→ **TASK ITEM**: Comb the records below for the string "title" and copy each line where it turns up.
──────── DATA FOR THIS TASK ────────
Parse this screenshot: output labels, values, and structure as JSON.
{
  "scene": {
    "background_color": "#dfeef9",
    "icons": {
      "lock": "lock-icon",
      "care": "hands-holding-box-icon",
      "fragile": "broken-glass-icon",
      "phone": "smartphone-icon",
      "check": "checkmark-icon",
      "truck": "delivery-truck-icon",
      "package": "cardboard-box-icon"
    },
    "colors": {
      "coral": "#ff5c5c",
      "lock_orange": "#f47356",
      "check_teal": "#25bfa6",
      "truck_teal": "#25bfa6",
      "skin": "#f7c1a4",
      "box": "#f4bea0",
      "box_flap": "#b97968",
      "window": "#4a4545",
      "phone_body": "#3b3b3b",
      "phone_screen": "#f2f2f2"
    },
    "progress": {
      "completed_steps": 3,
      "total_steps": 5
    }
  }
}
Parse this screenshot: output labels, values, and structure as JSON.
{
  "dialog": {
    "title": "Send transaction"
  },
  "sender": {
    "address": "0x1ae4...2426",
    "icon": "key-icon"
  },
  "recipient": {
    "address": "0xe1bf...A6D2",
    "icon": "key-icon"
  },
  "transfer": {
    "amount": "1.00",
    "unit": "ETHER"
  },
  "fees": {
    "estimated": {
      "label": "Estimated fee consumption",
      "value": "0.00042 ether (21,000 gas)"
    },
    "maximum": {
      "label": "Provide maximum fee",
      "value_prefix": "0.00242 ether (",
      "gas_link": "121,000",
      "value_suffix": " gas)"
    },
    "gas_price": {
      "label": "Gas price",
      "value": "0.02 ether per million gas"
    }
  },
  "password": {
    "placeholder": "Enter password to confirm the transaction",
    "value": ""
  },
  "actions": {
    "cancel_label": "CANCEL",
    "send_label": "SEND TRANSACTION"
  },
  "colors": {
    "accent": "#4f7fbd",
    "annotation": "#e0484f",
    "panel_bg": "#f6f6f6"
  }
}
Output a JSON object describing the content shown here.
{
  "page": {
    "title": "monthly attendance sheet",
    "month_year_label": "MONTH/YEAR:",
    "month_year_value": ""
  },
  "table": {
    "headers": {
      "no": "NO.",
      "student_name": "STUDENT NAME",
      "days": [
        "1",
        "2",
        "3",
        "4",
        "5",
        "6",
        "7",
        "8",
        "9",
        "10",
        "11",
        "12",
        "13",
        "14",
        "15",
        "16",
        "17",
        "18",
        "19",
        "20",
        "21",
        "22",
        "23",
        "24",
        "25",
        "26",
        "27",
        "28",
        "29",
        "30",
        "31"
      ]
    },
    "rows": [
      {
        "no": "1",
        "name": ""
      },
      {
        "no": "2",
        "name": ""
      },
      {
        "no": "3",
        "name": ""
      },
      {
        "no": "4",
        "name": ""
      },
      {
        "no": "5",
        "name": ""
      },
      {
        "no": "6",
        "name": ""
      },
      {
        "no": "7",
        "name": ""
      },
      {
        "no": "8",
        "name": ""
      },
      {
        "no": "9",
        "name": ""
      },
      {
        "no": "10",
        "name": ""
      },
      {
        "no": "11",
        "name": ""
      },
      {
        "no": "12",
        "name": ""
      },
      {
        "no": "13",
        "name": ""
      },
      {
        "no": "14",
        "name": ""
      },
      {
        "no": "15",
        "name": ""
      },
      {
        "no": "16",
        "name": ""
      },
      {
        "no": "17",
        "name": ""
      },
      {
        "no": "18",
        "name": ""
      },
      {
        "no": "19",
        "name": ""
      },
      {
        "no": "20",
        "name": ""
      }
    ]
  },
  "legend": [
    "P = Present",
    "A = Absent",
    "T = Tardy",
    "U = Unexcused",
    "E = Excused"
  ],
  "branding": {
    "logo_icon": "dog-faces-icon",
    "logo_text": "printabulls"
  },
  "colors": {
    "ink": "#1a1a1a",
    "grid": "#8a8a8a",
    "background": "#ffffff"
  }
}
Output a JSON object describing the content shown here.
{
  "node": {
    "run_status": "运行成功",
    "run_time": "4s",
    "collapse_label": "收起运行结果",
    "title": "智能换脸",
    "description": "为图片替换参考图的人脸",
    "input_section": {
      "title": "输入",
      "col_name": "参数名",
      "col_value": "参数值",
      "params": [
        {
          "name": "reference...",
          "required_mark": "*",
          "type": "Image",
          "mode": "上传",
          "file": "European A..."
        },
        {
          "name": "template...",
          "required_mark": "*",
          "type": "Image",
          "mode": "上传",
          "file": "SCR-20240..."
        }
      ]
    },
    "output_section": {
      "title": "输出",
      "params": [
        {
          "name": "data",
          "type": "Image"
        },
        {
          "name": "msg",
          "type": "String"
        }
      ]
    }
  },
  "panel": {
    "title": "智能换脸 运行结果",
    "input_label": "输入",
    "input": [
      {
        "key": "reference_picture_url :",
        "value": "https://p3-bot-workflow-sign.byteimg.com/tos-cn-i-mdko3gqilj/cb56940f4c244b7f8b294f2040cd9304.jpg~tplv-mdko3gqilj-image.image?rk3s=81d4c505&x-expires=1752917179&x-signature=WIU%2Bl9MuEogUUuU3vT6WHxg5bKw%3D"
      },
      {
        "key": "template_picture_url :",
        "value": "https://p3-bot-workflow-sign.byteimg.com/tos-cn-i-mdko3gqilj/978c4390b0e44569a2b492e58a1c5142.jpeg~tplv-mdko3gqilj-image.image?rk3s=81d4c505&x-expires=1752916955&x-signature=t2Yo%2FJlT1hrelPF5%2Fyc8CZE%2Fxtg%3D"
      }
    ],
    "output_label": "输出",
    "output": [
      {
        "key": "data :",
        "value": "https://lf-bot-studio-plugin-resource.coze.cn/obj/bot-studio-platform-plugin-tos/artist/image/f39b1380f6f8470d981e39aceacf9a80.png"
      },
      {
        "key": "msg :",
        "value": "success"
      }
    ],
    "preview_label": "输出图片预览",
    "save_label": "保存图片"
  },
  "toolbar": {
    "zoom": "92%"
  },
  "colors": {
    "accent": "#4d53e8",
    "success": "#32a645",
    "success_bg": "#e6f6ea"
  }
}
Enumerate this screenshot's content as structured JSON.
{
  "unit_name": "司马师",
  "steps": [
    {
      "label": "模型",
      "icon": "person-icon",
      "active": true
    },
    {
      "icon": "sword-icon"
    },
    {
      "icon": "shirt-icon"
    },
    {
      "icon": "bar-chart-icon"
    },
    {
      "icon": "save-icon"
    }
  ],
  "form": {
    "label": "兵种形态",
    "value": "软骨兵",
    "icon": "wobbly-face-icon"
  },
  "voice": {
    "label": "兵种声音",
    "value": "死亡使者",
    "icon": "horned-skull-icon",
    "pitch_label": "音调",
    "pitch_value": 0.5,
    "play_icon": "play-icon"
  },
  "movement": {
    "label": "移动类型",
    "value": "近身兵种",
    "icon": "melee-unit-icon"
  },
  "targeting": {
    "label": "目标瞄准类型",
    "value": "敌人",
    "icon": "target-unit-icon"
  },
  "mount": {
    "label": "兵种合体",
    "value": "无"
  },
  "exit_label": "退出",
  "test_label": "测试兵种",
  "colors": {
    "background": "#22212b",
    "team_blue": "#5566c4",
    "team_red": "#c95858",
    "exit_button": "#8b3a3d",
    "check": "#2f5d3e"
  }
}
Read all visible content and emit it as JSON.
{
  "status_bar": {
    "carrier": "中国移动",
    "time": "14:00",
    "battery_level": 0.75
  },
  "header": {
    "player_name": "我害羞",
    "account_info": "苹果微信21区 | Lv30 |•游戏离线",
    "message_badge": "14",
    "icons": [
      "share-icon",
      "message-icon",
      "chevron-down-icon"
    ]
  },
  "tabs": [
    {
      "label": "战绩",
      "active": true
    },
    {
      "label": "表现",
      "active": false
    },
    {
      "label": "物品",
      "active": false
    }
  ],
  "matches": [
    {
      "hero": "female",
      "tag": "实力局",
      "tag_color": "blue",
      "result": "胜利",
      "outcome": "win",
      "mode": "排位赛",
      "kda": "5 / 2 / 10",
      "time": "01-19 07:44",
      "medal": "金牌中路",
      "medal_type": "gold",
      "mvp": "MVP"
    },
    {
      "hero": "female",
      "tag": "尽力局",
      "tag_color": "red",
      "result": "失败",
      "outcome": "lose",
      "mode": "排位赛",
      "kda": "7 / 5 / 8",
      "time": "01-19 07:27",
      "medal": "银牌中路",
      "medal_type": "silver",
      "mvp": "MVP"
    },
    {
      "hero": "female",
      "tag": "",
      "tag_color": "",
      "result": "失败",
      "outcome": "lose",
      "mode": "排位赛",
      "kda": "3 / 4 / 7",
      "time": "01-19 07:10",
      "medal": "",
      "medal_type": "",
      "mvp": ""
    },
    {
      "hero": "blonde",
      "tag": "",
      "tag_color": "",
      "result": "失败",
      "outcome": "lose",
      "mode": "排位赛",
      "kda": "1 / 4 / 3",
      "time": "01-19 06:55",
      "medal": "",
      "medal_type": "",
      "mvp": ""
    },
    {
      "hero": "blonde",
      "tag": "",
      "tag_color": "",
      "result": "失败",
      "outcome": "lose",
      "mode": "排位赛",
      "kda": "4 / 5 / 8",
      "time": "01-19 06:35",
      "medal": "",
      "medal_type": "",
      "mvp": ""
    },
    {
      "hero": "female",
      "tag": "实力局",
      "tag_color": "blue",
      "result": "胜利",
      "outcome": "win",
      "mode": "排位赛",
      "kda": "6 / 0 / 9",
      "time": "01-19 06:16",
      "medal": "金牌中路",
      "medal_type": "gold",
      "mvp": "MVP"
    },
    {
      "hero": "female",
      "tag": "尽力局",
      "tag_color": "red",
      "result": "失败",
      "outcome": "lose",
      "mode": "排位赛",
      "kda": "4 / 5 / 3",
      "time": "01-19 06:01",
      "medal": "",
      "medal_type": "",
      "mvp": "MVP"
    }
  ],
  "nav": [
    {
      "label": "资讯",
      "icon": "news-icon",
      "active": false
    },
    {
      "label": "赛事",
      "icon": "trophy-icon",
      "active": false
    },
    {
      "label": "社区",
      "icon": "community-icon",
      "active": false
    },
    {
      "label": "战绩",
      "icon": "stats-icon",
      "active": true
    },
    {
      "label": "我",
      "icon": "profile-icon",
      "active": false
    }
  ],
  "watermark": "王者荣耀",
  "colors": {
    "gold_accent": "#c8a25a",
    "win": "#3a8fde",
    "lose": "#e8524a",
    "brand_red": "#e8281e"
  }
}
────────
→ **SOLUTION TO THE EXERCISE**:
    "title": "Send transaction"
    "title": "monthly attendance sheet",
    "title": "智能换脸",
      "title": "输入",
      "title": "输出",
    "title": "智能换脸 运行结果",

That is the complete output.